Cass McKenna much prefers ghosts over "breathers." Ghosts are uncomplicated and dependable, and they know the dirt on everybody . . . and Cass loves dirt. She's on a mission to expose the dirty secrets of the poseurs in her school. But when the vice president of the student council discovers her secret, Cass's whole scheme is threatened. So when Tim asks her to help him contact his recently deceased mother, Cass reluctantly agrees. As Cass becomes increasingly entwined in Tim's life, she's surprised to realize he's not so bad—and he needs help more desperately than anyone else suspects. Maybe it's time to give the living another chance. . . .
About the author
MEGAN CREWElives in Toronto, Canada, where she tutors children and teens with special needs. She has yet to make friends with a ghost, though she welcomes the opportunity.Give Up the Ghost is her first novel.
“Crewe's first effort will make readers wonder what else she's got up her sleeve.” —Kirkus Reviews
“This coming-of-age novel avoids unrealistically neat moments of closure--it will make readers hurt, and maybe even believe.” —Publishers Weekly
“A supernatural twist on the ‘Mean Girls' plot provides page-turning action. . . . Mysterious plot elements and the budding relationship between Cass and the VP will quickly engage reluctant readers.” —School Library Journal
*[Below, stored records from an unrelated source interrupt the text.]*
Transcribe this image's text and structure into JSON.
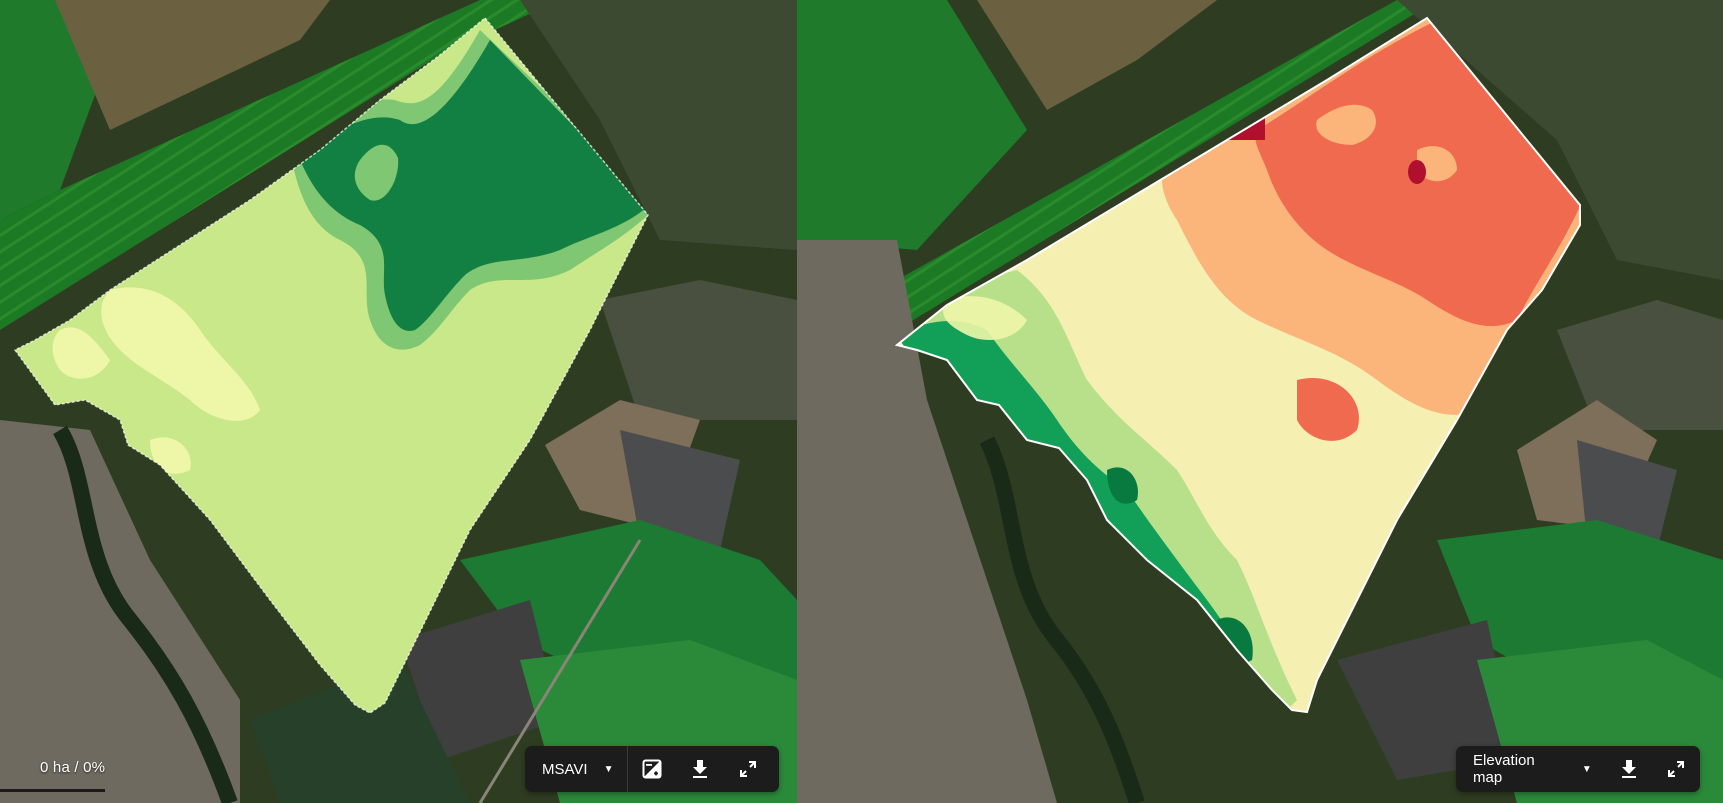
{
  "left_panel": {
    "area_stat": "0 ha / 0%",
    "layer_select": {
      "selected": "MSAVI"
    },
    "icons": [
      "contrast-icon",
      "download-icon",
      "fullscreen-icon"
    ]
  },
  "right_panel": {
    "layer_select": {
      "selected": "Elevation map"
    },
    "icons": [
      "download-icon",
      "fullscreen-icon"
    ]
  },
  "colors": {
    "msavi_low": "#c9e88a",
    "msavi_very_low": "#eef6a8",
    "msavi_mid": "#7fc772",
    "msavi_high": "#138043",
    "elev_low": "#12a058",
    "elev_mid_low": "#b8e08b",
    "elev_mid": "#f6efb2",
    "elev_mid_high": "#fbb47a",
    "elev_high": "#f06a4f",
    "elev_peak": "#b0102e",
    "toolbar_bg": "#1c1c1c"
  }
}
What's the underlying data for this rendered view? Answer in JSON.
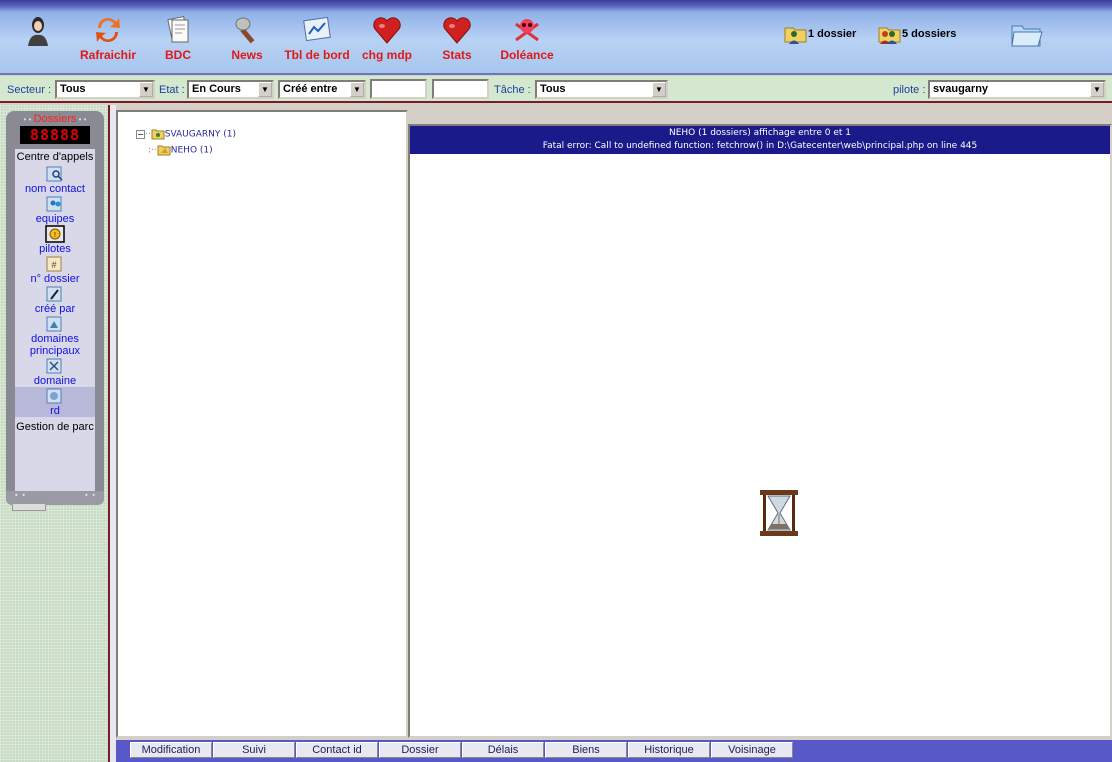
{
  "toolbar": {
    "buttons": [
      {
        "label": "Rafraichir",
        "icon": "refresh-icon"
      },
      {
        "label": "BDC",
        "icon": "document-icon"
      },
      {
        "label": "News",
        "icon": "microphone-icon"
      },
      {
        "label": "Tbl de bord",
        "icon": "dashboard-icon"
      },
      {
        "label": "chg mdp",
        "icon": "heart-icon"
      },
      {
        "label": "Stats",
        "icon": "heart-icon"
      },
      {
        "label": "Doléance",
        "icon": "skull-icon"
      }
    ],
    "right": {
      "one_folder": "1 dossier",
      "five_folders": "5 dossiers"
    }
  },
  "filters": {
    "secteur_label": "Secteur :",
    "secteur_value": "Tous",
    "etat_label": "Etat :",
    "etat_value": "En Cours",
    "date_mode": "Créé entre",
    "tache_label": "Tâche :",
    "tache_value": "Tous",
    "pilote_label": "pilote :",
    "pilote_value": "svaugarny"
  },
  "sidebar": {
    "title": "Dossiers",
    "counter": "88888",
    "group_head": "Centre d'appels",
    "items": [
      {
        "label": "nom contact",
        "icon": "contact-search-icon"
      },
      {
        "label": "equipes",
        "icon": "team-icon"
      },
      {
        "label": "pilotes",
        "icon": "pilot-icon"
      },
      {
        "label": "n° dossier",
        "icon": "folder-number-icon"
      },
      {
        "label": "créé par",
        "icon": "creator-icon"
      },
      {
        "label": "domaines principaux",
        "icon": "main-domains-icon"
      },
      {
        "label": "domaine",
        "icon": "domain-icon"
      },
      {
        "label": "rd",
        "icon": "rd-icon"
      }
    ],
    "footer_group": "Gestion de parc"
  },
  "tree": {
    "root": "SVAUGARNY (1)",
    "child": "NEHO (1)"
  },
  "main": {
    "header_line1": "NEHO (1 dossiers) affichage entre 0 et 1",
    "header_line2": "Fatal error: Call to undefined function: fetchrow() in D:\\Gatecenter\\web\\principal.php on line 445"
  },
  "tabs": [
    "Modification",
    "Suivi",
    "Contact id",
    "Dossier",
    "Délais",
    "Biens",
    "Historique",
    "Voisinage"
  ],
  "colors": {
    "toolbar_label": "#e01818",
    "header_bg": "#1a1a8a",
    "tabbar_bg": "#5858c8"
  }
}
“A school-dynamics story with a great original hook.” —The Bulletin of the Center for Children's Books
Solid Paranormal YAThis was a really solid paranormal YA entry.
Ghosts, in the non-scary sense, not shifters etc., and the romance is very believable teen stuff; light, awkward attraction that doesn't really go too far too fast and involves believable interactions. I found the MC's voice a little rough at the start, but came to appreciate how prickly and challenging she was.
It covers some tough territory, with family deaths, bullying, adults not coping well, secrets and backstabbing, substance abuse and suicidal depression, but feels clever, sarcastic and ultimately has some real heart to it, instead of just being bleak, grim, or miserable. The slow, tentative change arcs were unusually authentic; this plot felt like it reflects life better than most, but since it doesn't follow genre conventions and rigid plot structure so completely, it takes a little more work from the reader to appreciate.
Not just throwaway entertainment, but an enjoyable read nonetheless. Great quality; no issues with the editing or proofreading at all, which is refreshing. Bonus points for Canadian author! Will certainly look up her other books.